• DATA SUPPLIED:
══════════════════════════════
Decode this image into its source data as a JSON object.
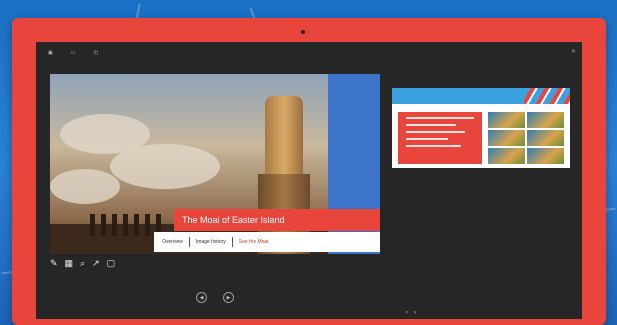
{
  "topbar": {
    "items": [
      {
        "label": "",
        "icon": "slideshow-icon"
      },
      {
        "label": "",
        "icon": "presenter-icon"
      },
      {
        "label": "",
        "icon": "monitor-icon"
      }
    ],
    "close_icon": "close-icon"
  },
  "subbar": {
    "label": ""
  },
  "right_tabs": [
    "",
    ""
  ],
  "slide": {
    "title": "The Moai of Easter Island",
    "nav": [
      "Overview",
      "Image history",
      "See the Moai"
    ]
  },
  "tools": [
    "pen-icon",
    "grid-icon",
    "magnifier-icon",
    "pointer-icon",
    "subtitle-icon"
  ],
  "playback": {
    "label": ""
  },
  "page_indicator": [
    "‹",
    "›"
  ],
  "side_thumb": {
    "title": ""
  },
  "notes": {
    "label": "",
    "text": ""
  },
  "colors": {
    "accent": "#e8453c",
    "screen": "#262626",
    "blue": "#3aa2e0",
    "bezel": "#e8453c"
  }
}
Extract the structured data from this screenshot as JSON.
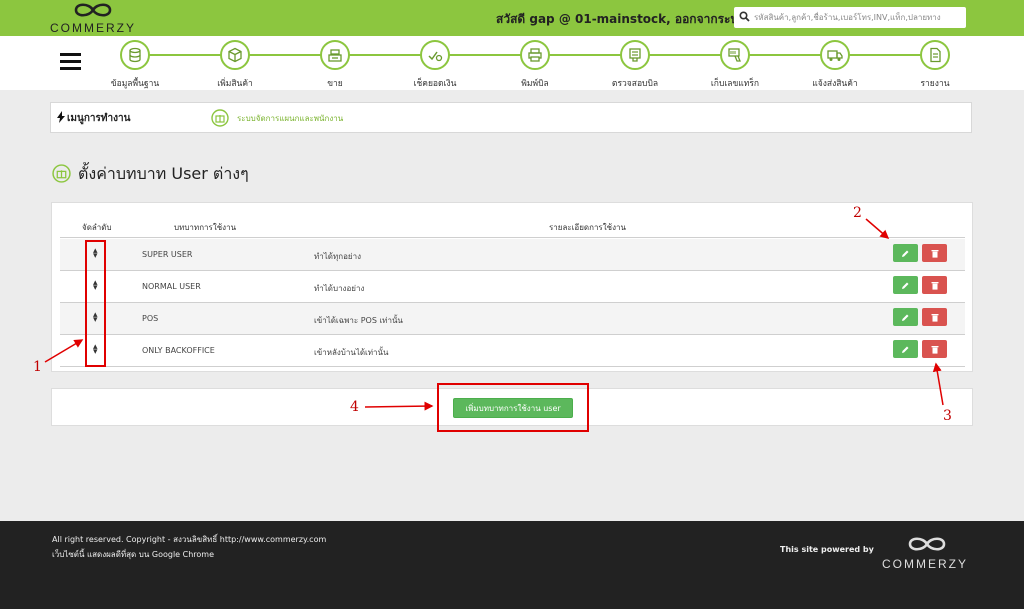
{
  "brand": {
    "name": "COMMERZY"
  },
  "header": {
    "greeting": "สวัสดี gap @ 01-mainstock,",
    "logout": "ออกจากระบบ",
    "search_placeholder": "รหัสสินค้า,ลูกค้า,ชื่อร้าน,เบอร์โทร,INV,แท็ก,ปลายทาง"
  },
  "nav": {
    "items": [
      {
        "label": "ข้อมูลพื้นฐาน",
        "icon": "database-icon"
      },
      {
        "label": "เพิ่มสินค้า",
        "icon": "box-icon"
      },
      {
        "label": "ขาย",
        "icon": "cash-register-icon"
      },
      {
        "label": "เช็คยอดเงิน",
        "icon": "money-check-icon"
      },
      {
        "label": "พิมพ์บิล",
        "icon": "printer-icon"
      },
      {
        "label": "ตรวจสอบบิล",
        "icon": "scan-bill-icon"
      },
      {
        "label": "เก็บเลขแทร็ก",
        "icon": "barcode-scanner-icon"
      },
      {
        "label": "แจ้งส่งสินค้า",
        "icon": "truck-icon"
      },
      {
        "label": "รายงาน",
        "icon": "report-icon"
      }
    ]
  },
  "breadcrumb": {
    "title": "เมนูการทำงาน",
    "sub": "ระบบจัดการแผนกและพนักงาน"
  },
  "page": {
    "title": "ตั้งค่าบทบาท User ต่างๆ"
  },
  "table": {
    "headers": {
      "order": "จัดลำดับ",
      "role": "บทบาทการใช้งาน",
      "detail": "รายละเอียดการใช้งาน"
    },
    "rows": [
      {
        "role": "SUPER USER",
        "detail": "ทำได้ทุกอย่าง"
      },
      {
        "role": "NORMAL USER",
        "detail": "ทำได้บางอย่าง"
      },
      {
        "role": "POS",
        "detail": "เข้าได้เฉพาะ POS เท่านั้น"
      },
      {
        "role": "ONLY BACKOFFICE",
        "detail": "เข้าหลังบ้านได้เท่านั้น"
      }
    ]
  },
  "add_button": {
    "label": "เพิ่มบทบาทการใช้งาน user"
  },
  "annotations": [
    "1",
    "2",
    "3",
    "4"
  ],
  "footer": {
    "copyright": "All right reserved. Copyright - สงวนลิขสิทธิ์ http://www.commerzy.com",
    "browser_note": "เว็บไซต์นี้ แสดงผลดีที่สุด บน Google Chrome",
    "powered_by": "This site powered by",
    "brand": "COMMERZY"
  },
  "colors": {
    "brand_green": "#8cc63f",
    "edit_green": "#5cb85c",
    "delete_red": "#d9534f",
    "annotation_red": "#e00000",
    "footer_bg": "#222222"
  }
}
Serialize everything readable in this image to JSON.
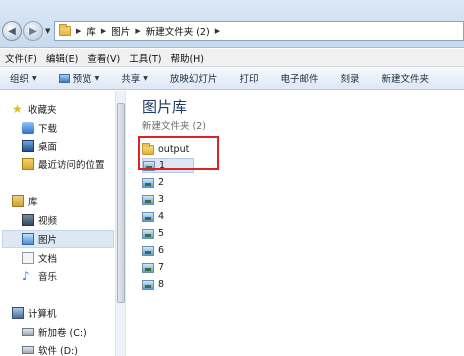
{
  "address": {
    "crumbs": [
      "库",
      "图片",
      "新建文件夹 (2)"
    ]
  },
  "menu": [
    "文件(F)",
    "编辑(E)",
    "查看(V)",
    "工具(T)",
    "帮助(H)"
  ],
  "toolbar": {
    "organize": "组织",
    "preview": "预览",
    "share": "共享",
    "slideshow": "放映幻灯片",
    "print": "打印",
    "email": "电子邮件",
    "burn": "刻录",
    "new_folder": "新建文件夹"
  },
  "nav": {
    "favorites": "收藏夹",
    "downloads": "下载",
    "desktop": "桌面",
    "recent": "最近访问的位置",
    "libraries": "库",
    "videos": "视频",
    "pictures": "图片",
    "documents": "文档",
    "music": "音乐",
    "computer": "计算机",
    "drive_c": "新加卷 (C:)",
    "drive_d": "软件 (D:)"
  },
  "main": {
    "title": "图片库",
    "subtitle": "新建文件夹 (2)",
    "folder": "output",
    "files": [
      "1",
      "2",
      "3",
      "4",
      "5",
      "6",
      "7",
      "8"
    ]
  },
  "colors": {
    "highlight_box": "#d9252a",
    "library_title": "#1e3a66"
  }
}
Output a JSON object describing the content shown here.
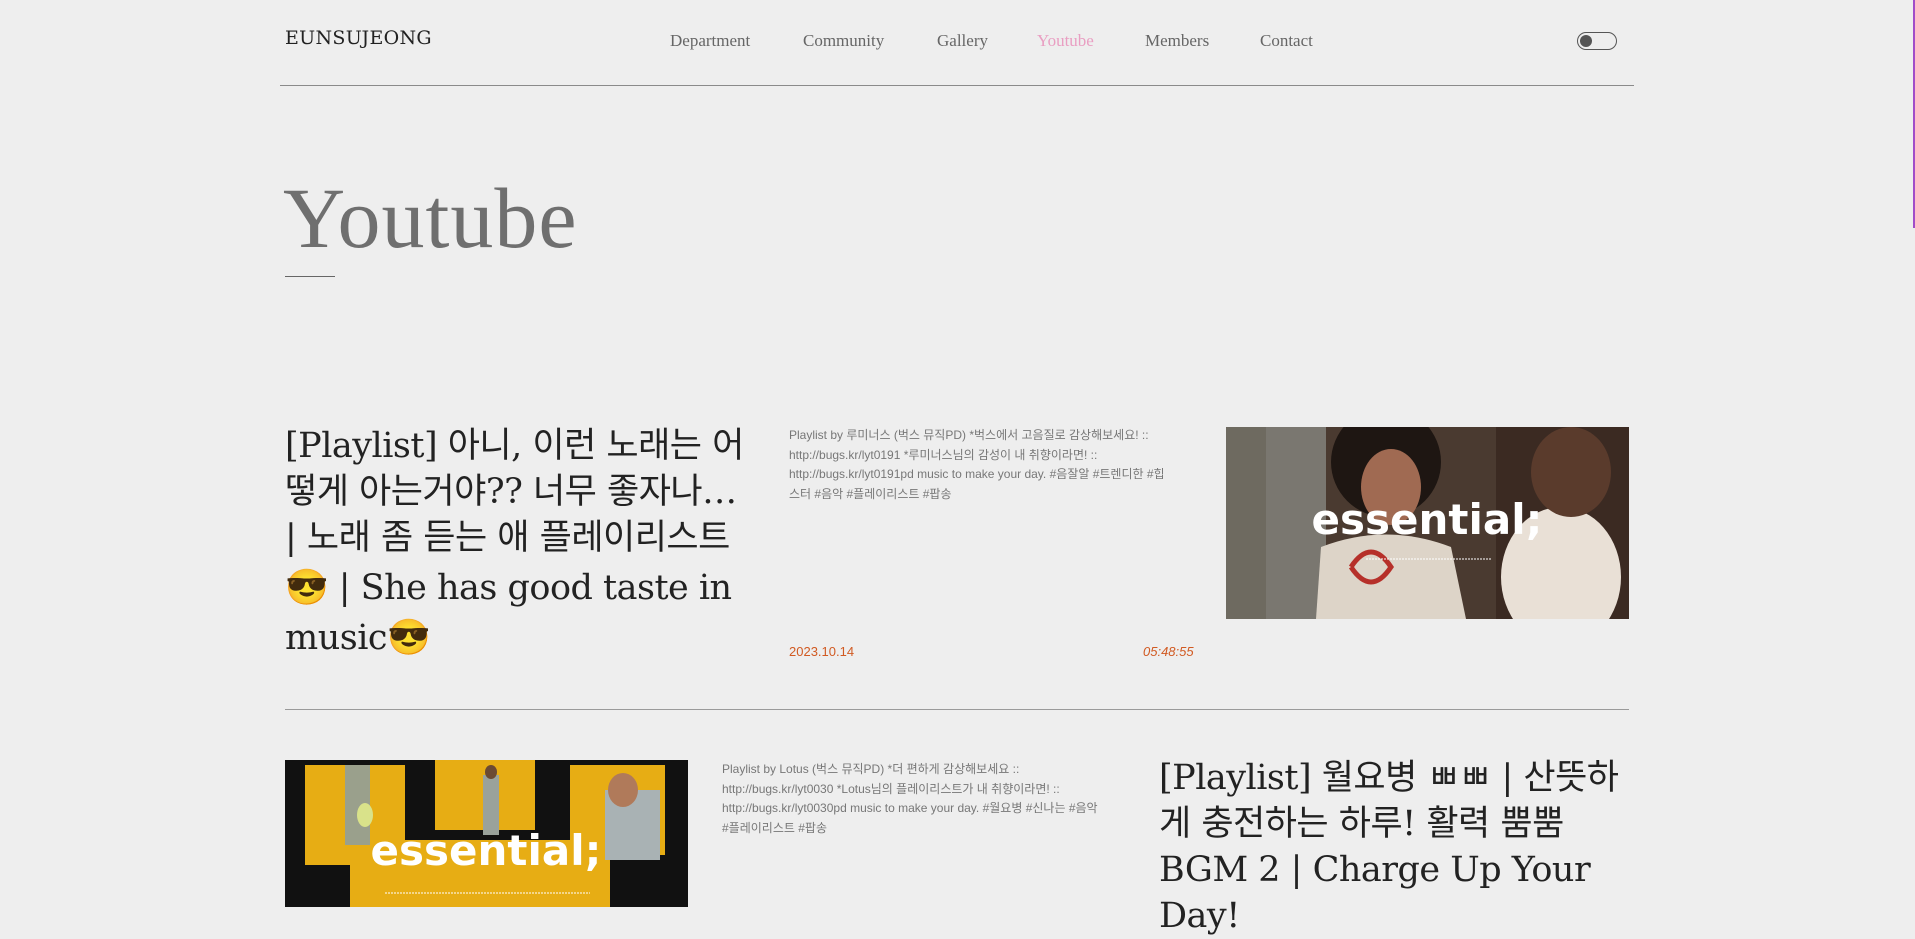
{
  "header": {
    "logo": "EUNSUJEONG",
    "nav": [
      {
        "label": "Department",
        "active": false
      },
      {
        "label": "Community",
        "active": false
      },
      {
        "label": "Gallery",
        "active": false
      },
      {
        "label": "Youtube",
        "active": true
      },
      {
        "label": "Members",
        "active": false
      },
      {
        "label": "Contact",
        "active": false
      }
    ],
    "theme_toggle": {
      "state": "off"
    }
  },
  "page": {
    "title": "Youtube"
  },
  "videos": [
    {
      "title_line1": "[Playlist] 아니, 이런 노래는 어",
      "title_line2": "떻게 아는거야?? 너무 좋자나…",
      "title_line3": "| 노래 좀 듣는 애 플레이리스트",
      "title_line4": "😎 | She has good taste in",
      "title_line5": "music😎",
      "description_line1": "Playlist by 루미너스 (벅스 뮤직PD) *벅스에서 고음질로 감상해보세요! ::",
      "description_line2": "http://bugs.kr/lyt0191 *루미너스님의 감성이 내 취향이라면! ::",
      "description_line3": "http://bugs.kr/lyt0191pd music to make your day. #음잘알 #트렌디한 #힙",
      "description_line4": "스터 #음악 #플레이리스트 #팝송",
      "date": "2023.10.14",
      "duration": "05:48:55",
      "thumbnail_text": "essential;"
    },
    {
      "title_line1": "[Playlist] 월요병 ㅃㅃ | 산뜻하",
      "title_line2": "게 충전하는 하루! 활력 뿜뿜",
      "title_line3": "BGM 2 | Charge Up Your",
      "title_line4": "Day!",
      "description_line1": "Playlist by Lotus (벅스 뮤직PD) *더 편하게 감상해보세요 ::",
      "description_line2": "http://bugs.kr/lyt0030 *Lotus님의 플레이리스트가 내 취향이라면! ::",
      "description_line3": "http://bugs.kr/lyt0030pd music to make your day. #월요병 #신나는 #음악",
      "description_line4": "#플레이리스트 #팝송",
      "thumbnail_text": "essential;"
    }
  ],
  "colors": {
    "background": "#eeeeee",
    "nav_active": "#e99ec2",
    "meta_accent": "#d15a22",
    "thumbnail_yellow": "#e7ad14"
  }
}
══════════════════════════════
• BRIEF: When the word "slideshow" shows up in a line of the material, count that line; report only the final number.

• WRITTEN RESPONSE: 2